"When Starbucks begins serving a new line of breakfasts early Tuesday morning, the coffee shop chain is hoping its egg sandwiches achieve more than just the perfect balance of smoky bacon and salty parmesan cheese."
"Starbucks is also trying to pull off another balancing act: the meals must be inexpensive enough to draw in frugal customers, yet fancy enough to appeal to those who care more about quality than price."
"The $3.95 breakfasts — coffee and an egg sandwich, cup of oatmeal or coffee cake — represent Starbucks’ latest effort to recast itself as an affordable brand."
The article goes on to highlight the company's dilemma between price competitiveness and brand identity:
"Executives struggling to reverse the company’s recent revenue decline also play down the difficulty of the balancing act between value and prestige. “If we are a premium brand, it doesn’t mean we can’t provide value," said Howard Schultz, the chief executive. "We believe when we come out of this, we will be stronger because we maintained our core customers and, through providing value, will bring on new customers."

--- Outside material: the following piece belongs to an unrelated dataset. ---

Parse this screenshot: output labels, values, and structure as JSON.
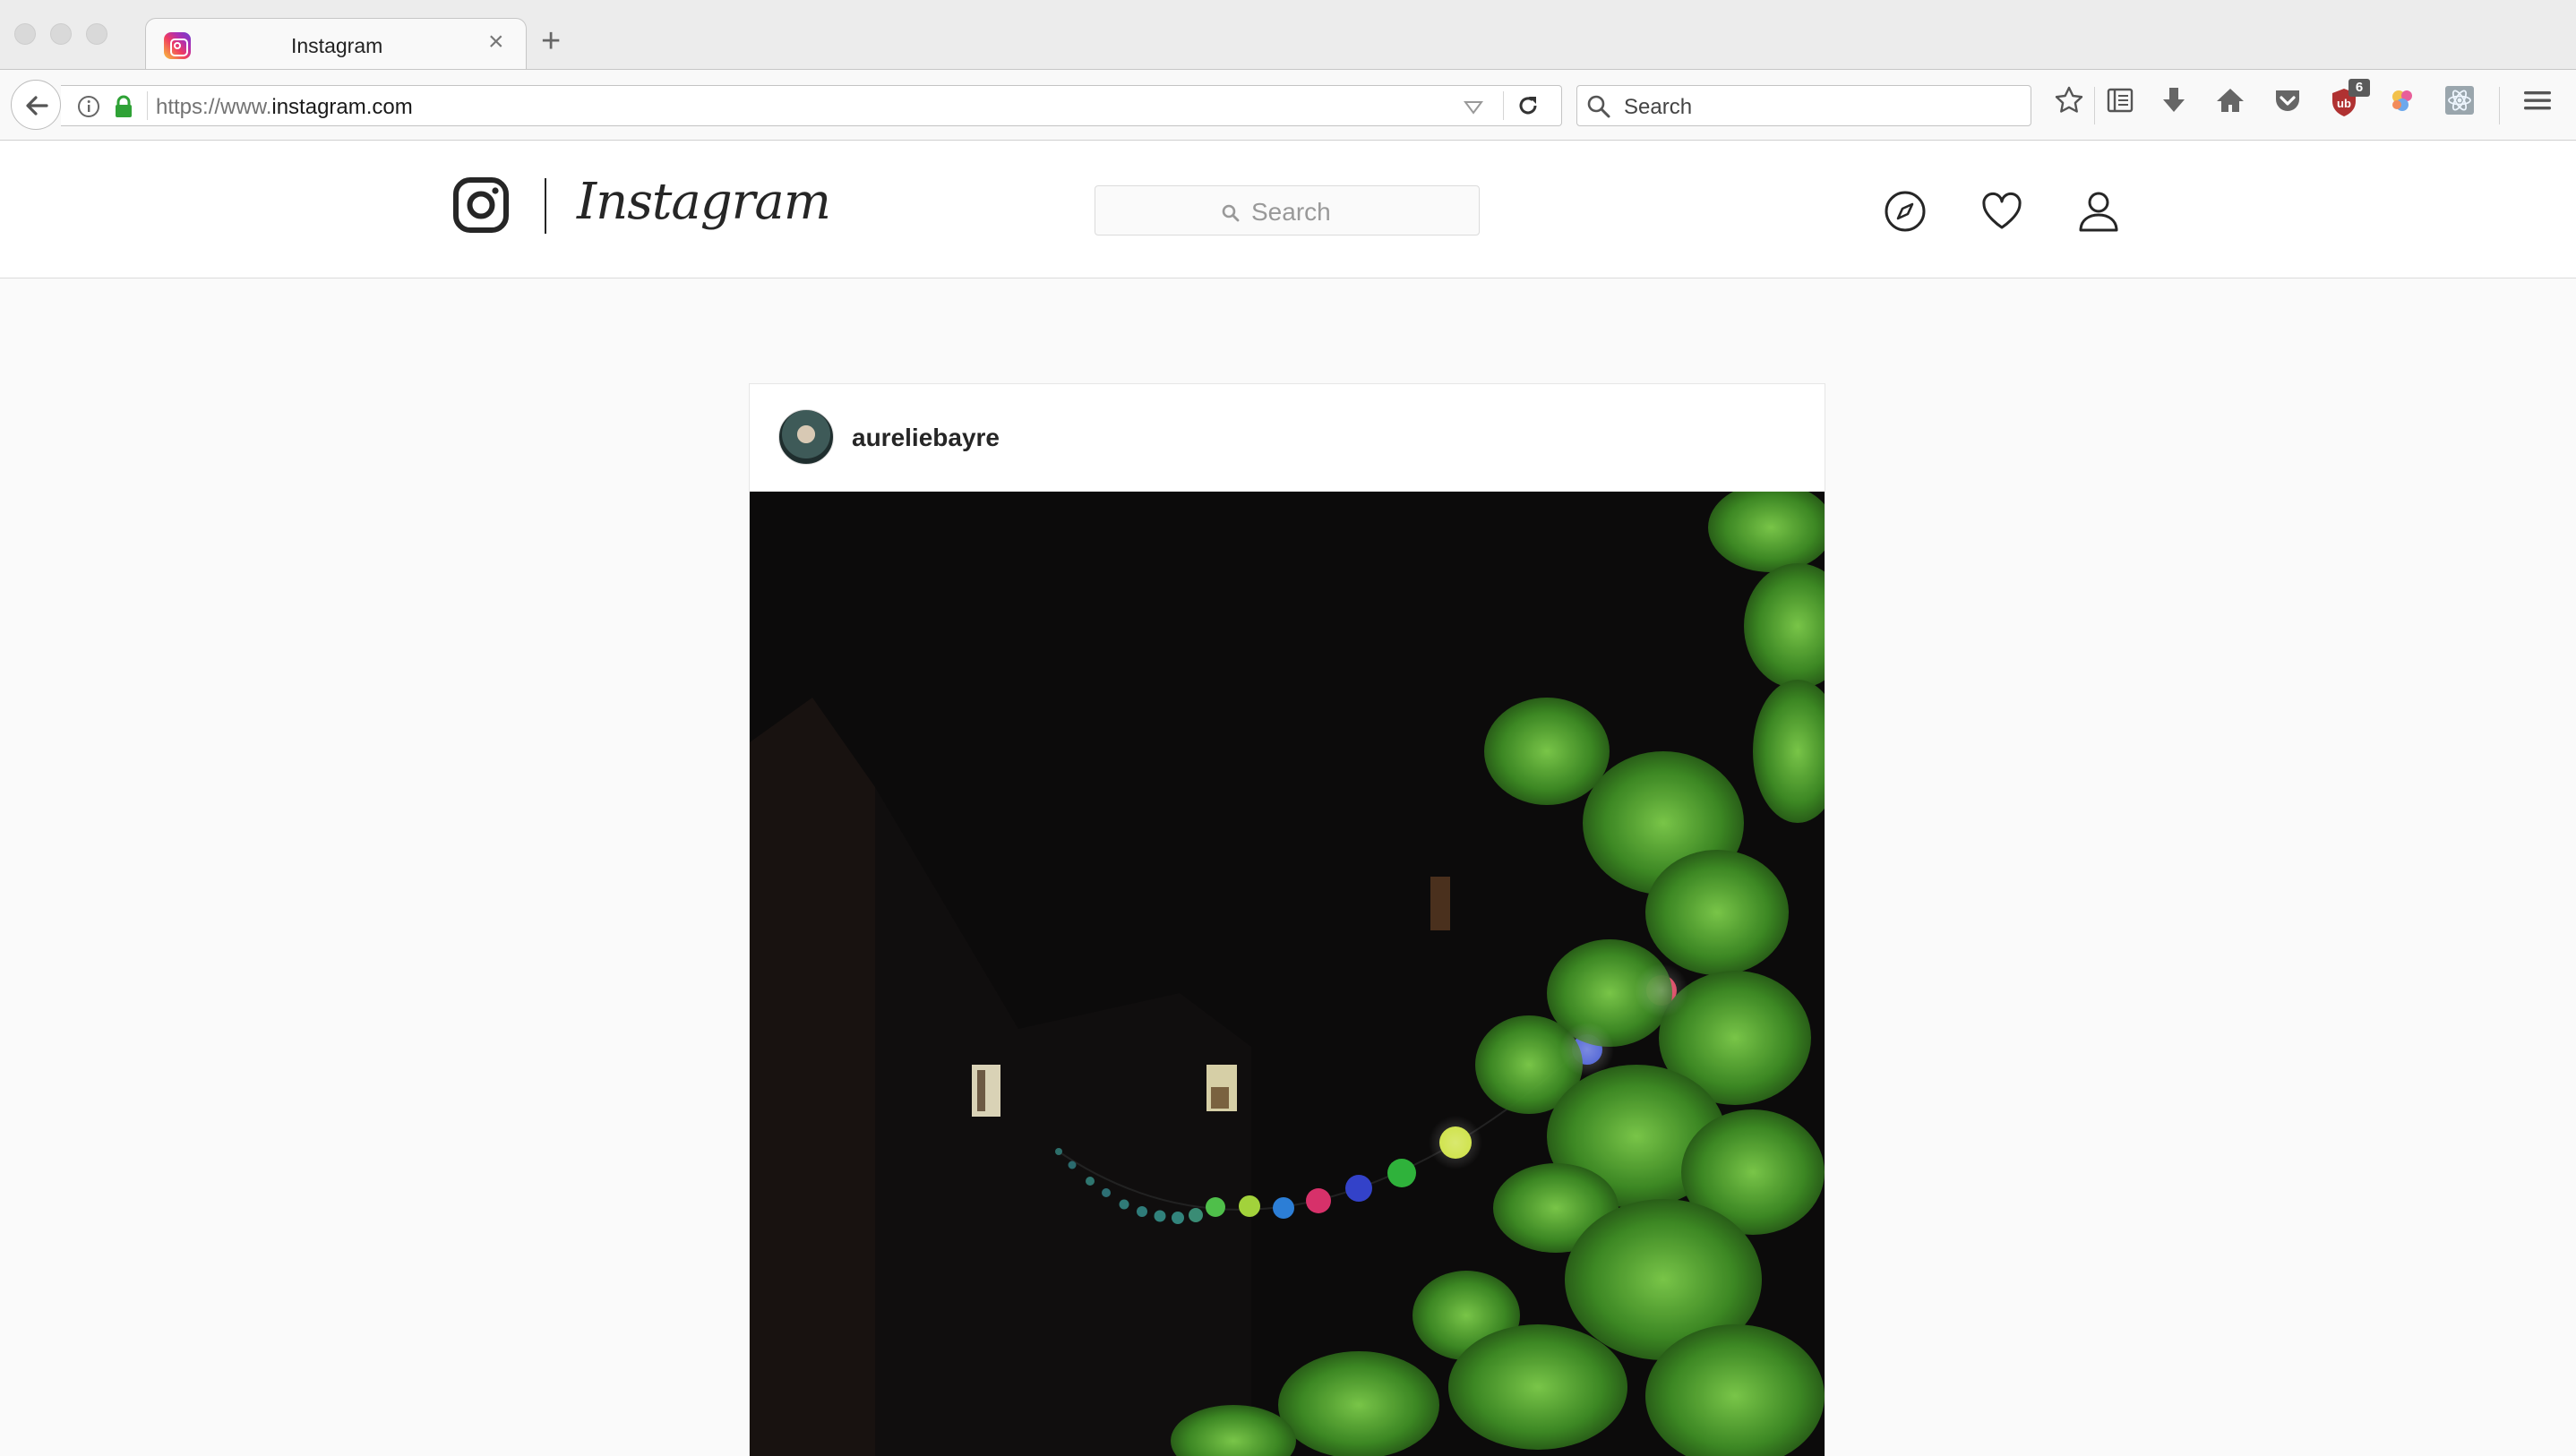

I think that Starbucks will maintain a strong following with its customers who appreciate the product for its uniqueness and value. However, the company is smart to try and modify its image to keep in touch with consumers with less and less expendable income. I am going to follow this story as it progresses. Warmly, EM